Funny how our brave and bold PM is eager to publicly lynch one and not the other.
We’ve been in a state of confusion this week at The Roadhouse trying to coordinate a raft of celebrations that have all booked in at once while we try to maintain social distancing.
Without sounding too xenophobic, it is getting harder and harder to celebrate in traditionally Australian ways when the land of the free is constantly stealing all the oxygen.
This weekend should be straight forward. Put up some bunting, fire up the barbie, rinse the carrot stains from last year’s fascinator and get ready to watch the race that stops the nation.
Nothing says Oi, Oi, Oi, quite like watching an assemblage of thoroughbred equines trooping around Flemington on a sunny Melbourne afternoon, even though at least one will fail to complete the circuit and its eventual demise not shielded anywhere near well enough to protect impressionable kiddies watching both live and with televisual aid.
But no, our work load has doubled this weekend as neighbours insist we festoon our front door with all things ghost-like to help those soon-to-be traumatised kiddies celebrate Halloween.
The scariest thing we could find around the place was Grandpa’s old big white Reg Grundies, which we have filled with miniature polly waffles.
What about the big orange pumpkin? I hear you ask.
Well, he’s running for president.
The bell above the front door of The Roadhouse tinkled yesterday, and in walked an exhausted former finance minister Mathias Cormann.
Having recently quit his Canberra-based representing the people gig, Matthius has been on the road submitting his application for secretary general of the Paris-based Organisation for Economic Co-operation and Development.
Fortunately for Mat, he has friends in high places, so has been able to visit all the necessary folk dotted around the cities of Europe and personally drop off his resume.
A RAAF plane, no less, with an operating cost of over $4k an hour has ensured Cormann avoids the chance of contracting any commercial flight strain of COVID as he delivers his environmental credentials with no pang of guilt or irony.
Maybe the government is thinking of providing those on JobSeeker with Cab Charge vouchers allowing them to avoid catching trains and buses when attending job interviews.
The Roadhouse enjoyed a visit from one of its dedicated regulars during the week, who has been experiencing an extended stay in the local hospital.

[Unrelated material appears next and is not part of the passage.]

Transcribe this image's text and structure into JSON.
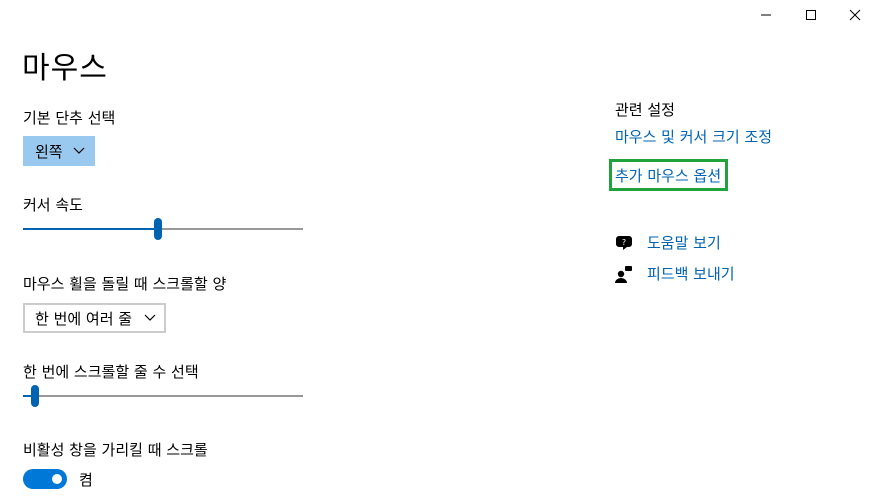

Always one for imparting interesting titbits of information, our man sat at the bar and provided a startling exchange he had with one of the dedicated front-line nurses that was tending to him.
The subject of hospital parking came up and our protagonist’s modern-day Florence Nightingale related that even as an employee of the hospital, and as pollies of all persuasions tell us, one of the most important workers the country has during this time of pandemic, she must pay for the privilege of parking her car when she comes to work.
The figure she reported spending on an annual basis is $11500. Let’s write that in words to double the effect. Eleven thousand five hundred dollars per annum.
That is a huge chunk of anybody’s yearly wage, particularly the wage of one of our most important workers (see above).
Now, we don’t pretend to know everything here at The Roadhouse – we really don’t – however, if this is the case for nurses Australia wide, then we have a problem.
If nurses really are the front-line workers that we all owe so much too for the work they have done throughout this year of COVID-19, then all pollies, Federal, State, Local Government – whatever, have to find some way to remedy this situation to reward those who are doing so much for so many and asking so little in return.
It all happens at The Roadhouse…
Wishing all our loyal regulars a very merry Christmas and Happy New Year – after all we all deserve one.